- Wealth PMS (50L+)
The Government has, in its attempt to control gold imports, increased duty on Gold imports to 8%. All this does is increases the price of Gold in rupees, giving people like me who are long on Gold an even bigger reason to buy gold. Remember, Gold is not a consumption good, it is an investment – and if you want to stop a bubble in it, you do not increase its price.
In April 2013, when there was a Gold “Crash” in the world markets, India promptly doubled Gold imports – in fact, they were up by 138%.
The RBI has been getting in on the act too. They have recently tried to reduce the leverage in Gold imports, by making it possible to import only against 100% payment, versus giving credit on a “consignment” that was the norm earlier. Importers who would use the credit period to sell the gold and then pay off the banks will now have to front-end their payments or pretend to import something else such as diamonds and push through Gold instead. While this move will constrain gold imports, it may also help protect against defaults in the jewellery industry like the 7,000 crore Winsome Diamond default
The Rupee-USD rate is nearly at Rs. 57 today (and has crossed it intraday).
The all time high is 57.21, breaking which would make things very complicated. A rising dollar makes loans in dollars (that many corporates have taken) dearer to return. It increases inflation since it will hurt the price of crude, which is our biggest import. And that of gold.
However, we have to understand that Gold isn’t the problem.

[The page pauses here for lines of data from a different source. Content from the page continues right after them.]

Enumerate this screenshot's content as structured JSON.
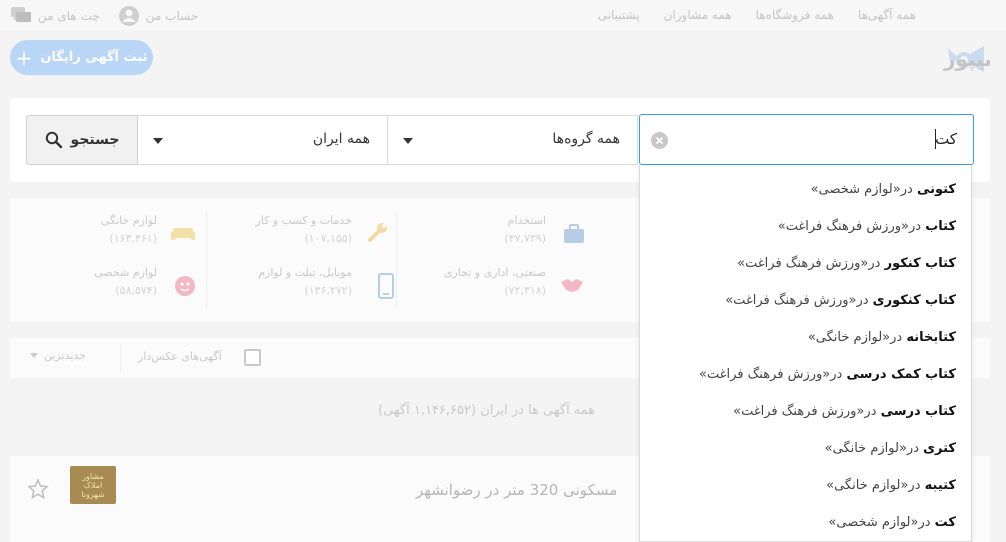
{
  "topbar": {
    "nav": [
      "همه آگهی‌ها",
      "همه فروشگاه‌ها",
      "همه مشاوران",
      "پشتیبانی"
    ],
    "chat_label": "چت های من",
    "account_label": "حساب من"
  },
  "header": {
    "logo_text": "شیپور",
    "post_ad_label": "ثبت آگهی رایگان"
  },
  "search": {
    "query": "کت",
    "category_select": "همه گروه‌ها",
    "city_select": "همه ایران",
    "button_label": "جستجو"
  },
  "suggestions": [
    {
      "term": "کتونی",
      "context": "در«لوازم شخصی»"
    },
    {
      "term": "کتاب",
      "context": "در«ورزش فرهنگ فراغت»"
    },
    {
      "term": "کتاب کنکور",
      "context": "در«ورزش فرهنگ فراغت»"
    },
    {
      "term": "کتاب کنکوری",
      "context": "در«ورزش فرهنگ فراغت»"
    },
    {
      "term": "کتابخانه",
      "context": "در«لوازم خانگی»"
    },
    {
      "term": "کتاب کمک درسی",
      "context": "در«ورزش فرهنگ فراغت»"
    },
    {
      "term": "کتاب درسی",
      "context": "در«ورزش فرهنگ فراغت»"
    },
    {
      "term": "کتری",
      "context": "در«لوازم خانگی»"
    },
    {
      "term": "کتیبه",
      "context": "در«لوازم خانگی»"
    },
    {
      "term": "کت",
      "context": "در«لوازم شخصی»"
    }
  ],
  "categories": [
    {
      "name": "استخدام",
      "count": "(۴۷,۷۳۹)",
      "icon": "briefcase-icon",
      "color": "#b7cde6"
    },
    {
      "name": "خدمات و کسب و کار",
      "count": "(۱۰۷,۱۵۵)",
      "icon": "wrench-icon",
      "color": "#f4d9a3"
    },
    {
      "name": "لوازم خانگی",
      "count": "(۱۶۳,۴۶۱)",
      "icon": "sofa-icon",
      "color": "#f4dfa8"
    },
    {
      "name": "صنعتی، اداری و تجاری",
      "count": "(۷۲,۳۱۸)",
      "icon": "handshake-icon",
      "color": "#f2b8c4"
    },
    {
      "name": "موبایل، تبلت و لوازم",
      "count": "(۱۳۶,۲۷۲)",
      "icon": "mobile-icon",
      "color": "#b7cde6"
    },
    {
      "name": "لوازم شخصی",
      "count": "(۵۸,۵۷۴)",
      "icon": "face-icon",
      "color": "#f2b8c4"
    }
  ],
  "filters": {
    "photo_only_label": "آگهی‌های عکس‌دار",
    "sort_label": "جدیدترین"
  },
  "results": {
    "title": "همه آگهی ها در ایران (۱,۱۴۶,۶۵۲ آگهی)"
  },
  "listing": {
    "title": "مسکونی 320 متر در رضوانشهر",
    "thumb_text": "مشاور املاک شهرونا"
  }
}
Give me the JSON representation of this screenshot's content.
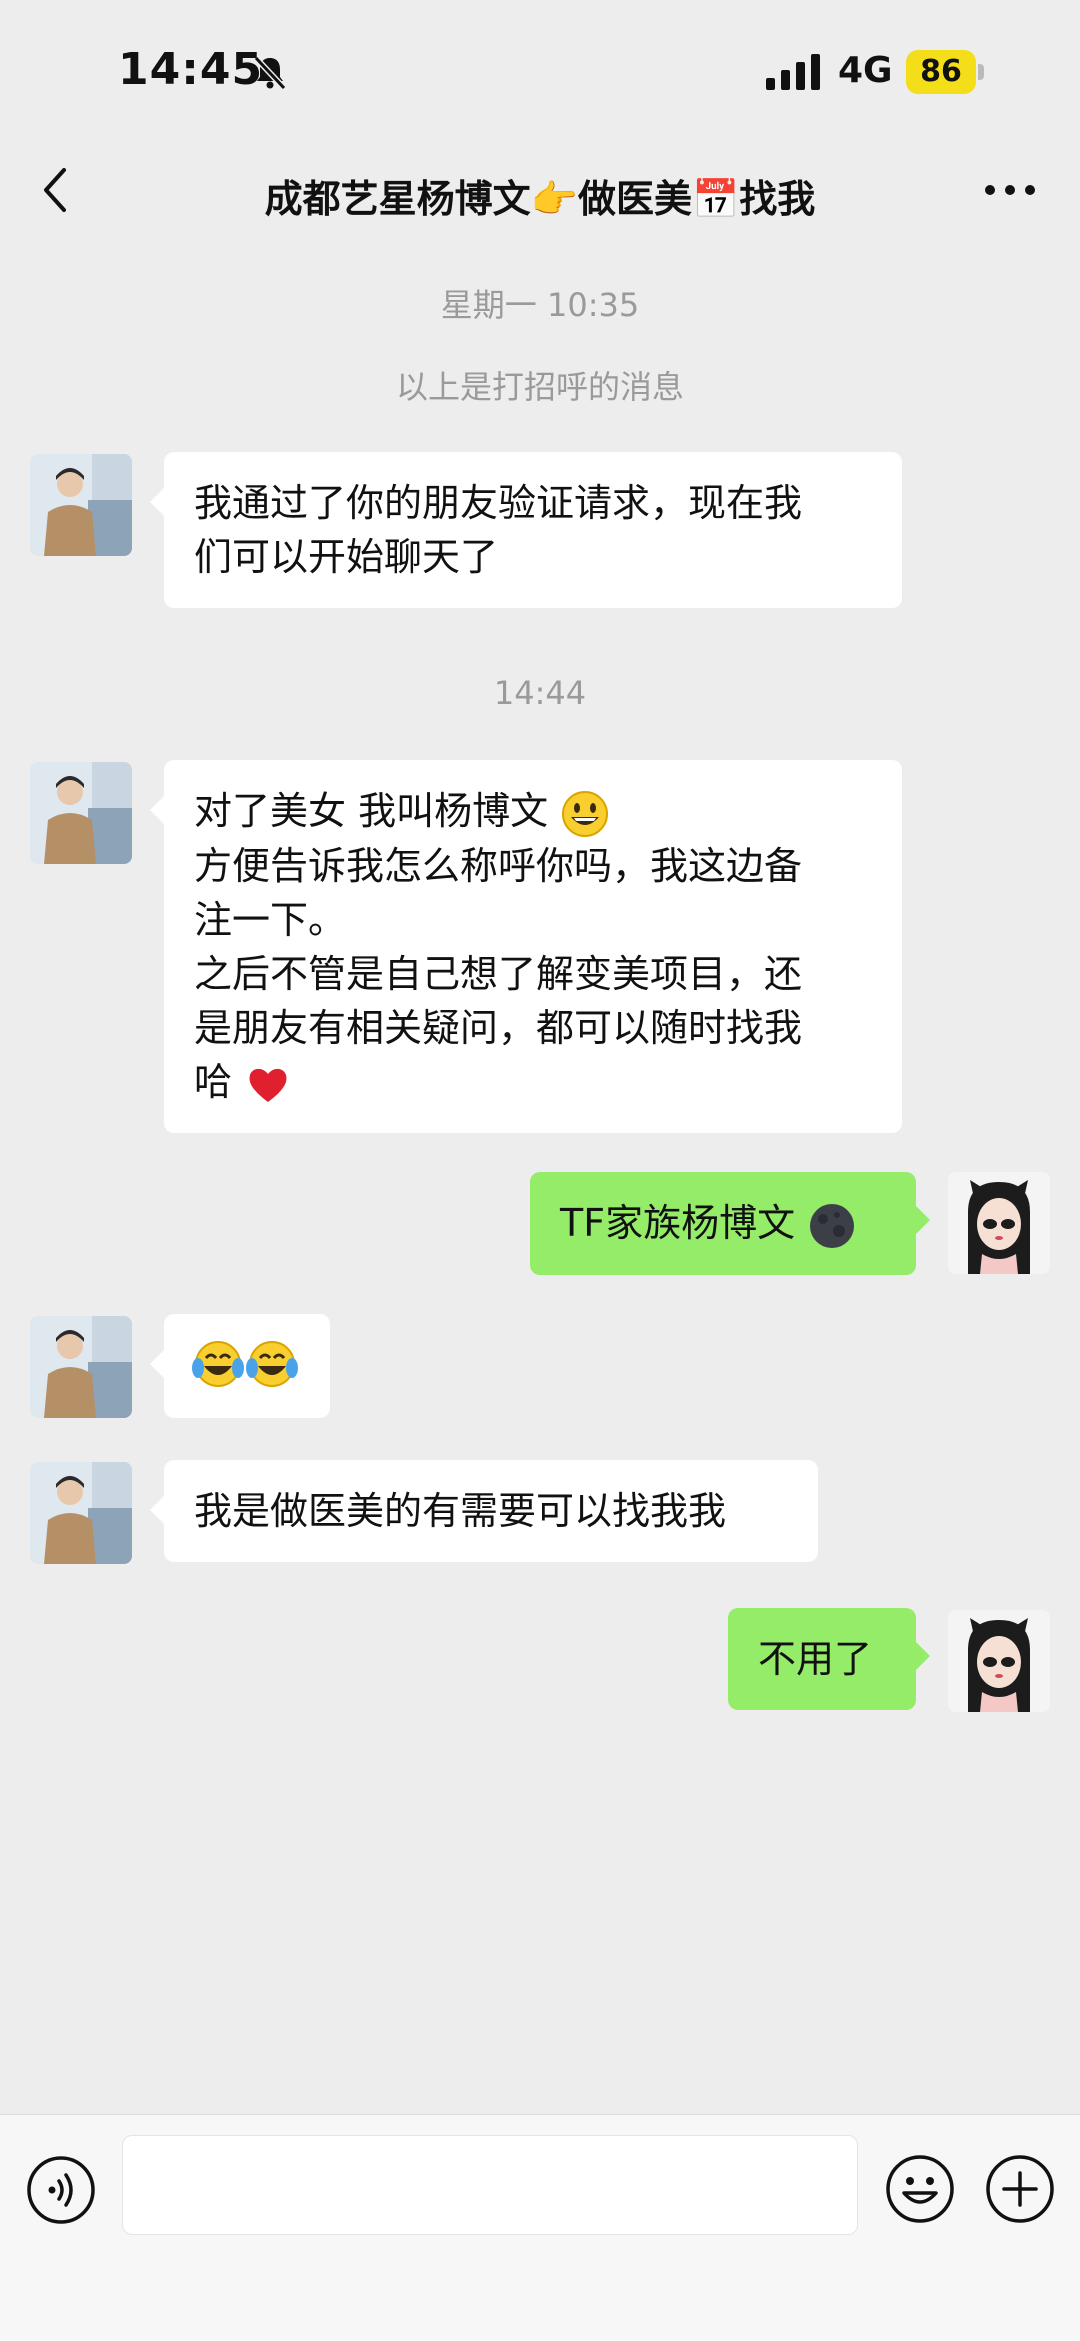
{
  "status": {
    "time": "14:45",
    "network": "4G",
    "battery": "86"
  },
  "header": {
    "title": "成都艺星杨博文👉做医美📅找我"
  },
  "meta": {
    "date_stamp": "星期一 10:35",
    "greeting_note": "以上是打招呼的消息",
    "time_stamp": "14:44"
  },
  "messages": [
    {
      "side": "left",
      "lines": [
        "我通过了你的朋友验证请求，现在我",
        "们可以开始聊天了"
      ]
    },
    {
      "side": "left",
      "line1": "对了美女   我叫杨博文",
      "line2": "方便告诉我怎么称呼你吗，我这边备",
      "line3": "注一下。",
      "line4": "之后不管是自己想了解变美项目，还",
      "line5": "是朋友有相关疑问，都可以随时找我",
      "line6": "哈"
    },
    {
      "side": "right",
      "text": "TF家族杨博文"
    },
    {
      "side": "left",
      "text": ""
    },
    {
      "side": "left",
      "text": "我是做医美的有需要可以找我我"
    },
    {
      "side": "right",
      "text": "不用了"
    }
  ],
  "icons": [
    "back-icon",
    "more-icon",
    "bell-muted-icon",
    "signal-icon",
    "voice-icon",
    "emoji-icon",
    "plus-icon",
    "grinning-emoji",
    "red-heart-emoji",
    "dark-moon-emoji",
    "tears-of-joy-emoji"
  ],
  "colors": {
    "sent_bubble": "#95ec69",
    "received_bubble": "#ffffff",
    "background": "#ededed",
    "battery": "#f4de1a"
  }
}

India is the world’s biggest importer of gold, and this has been the situation for a very long time.
Indians trust gold, they give it to their children in weddings, they think of it as financial security. While some of it is steeped in tradition, the feeling of gold-as-secure is also from the fundamental quality of Gold – as something that has limited supply, can be carried around and broken down into smaller quantities (great for use as a currency, versus say real estate), and won’t depreciate over time. And then, it’s one of those things that people love to have as jewellery and flaunt it.
Then why isn’t gold popular in the rest of the world similarly? India has seen way too much inflation, and distrusts the banking system. The inflation is because of many factors, but the biggest one in my opinion is that the RBI prints too much money. We have printed money to the extent of 15% per year, since 1997.
When you see paper currency devaluing itself so much, and visibly so with inflation, you will surely cut your dependence on it.
Attempting to curb this demand which is “structural” through duty hikes or leverage cuts is not going to help.
1) Fix the money supply growth problem. Bring inflation down to zero or negative and shore up the rupee by selling dollars (we shouldn’t have this many dollars on the RBI balance sheet). Soak up liquidity. This will cause a recession. And that’s okay because where we’re going today, we will see a huge depression instead.
2) Help India become competitive. This means you have to “give” resources to the private sector for free or cheap. Like 3G airwaves. Like radio spectrum. Like making export procedural hassles next to zero, including at ports. Like fixing our roads and ports, making most airports private. To raise funds to do so, we should sell all public holding in banks, infra companies like BHEL and ONGC, even at low prices.
India doesn’t need just competitive exports – we need Indian companies to compete with foreign players better, even within India.
(Do not do stupid things like make exports tax free. If you want to reduce taxes reduce it on all companies, not just exports.)
3) Increase the financial strength of the rupee. Let foreigners buy our debt. And equity. Let there be free trade of the rupee. Attempt to buy oil in rupees and persuade oil rich nations in the gulf to keep rupees on their balance sheet.
This is a 10 year solution, but we have elections next year, so none of this will happen, unfortunately. In the interim, I would bet on gold to strengthen (in rupees) and the rupee to weaken. We could quite as easily go to 60.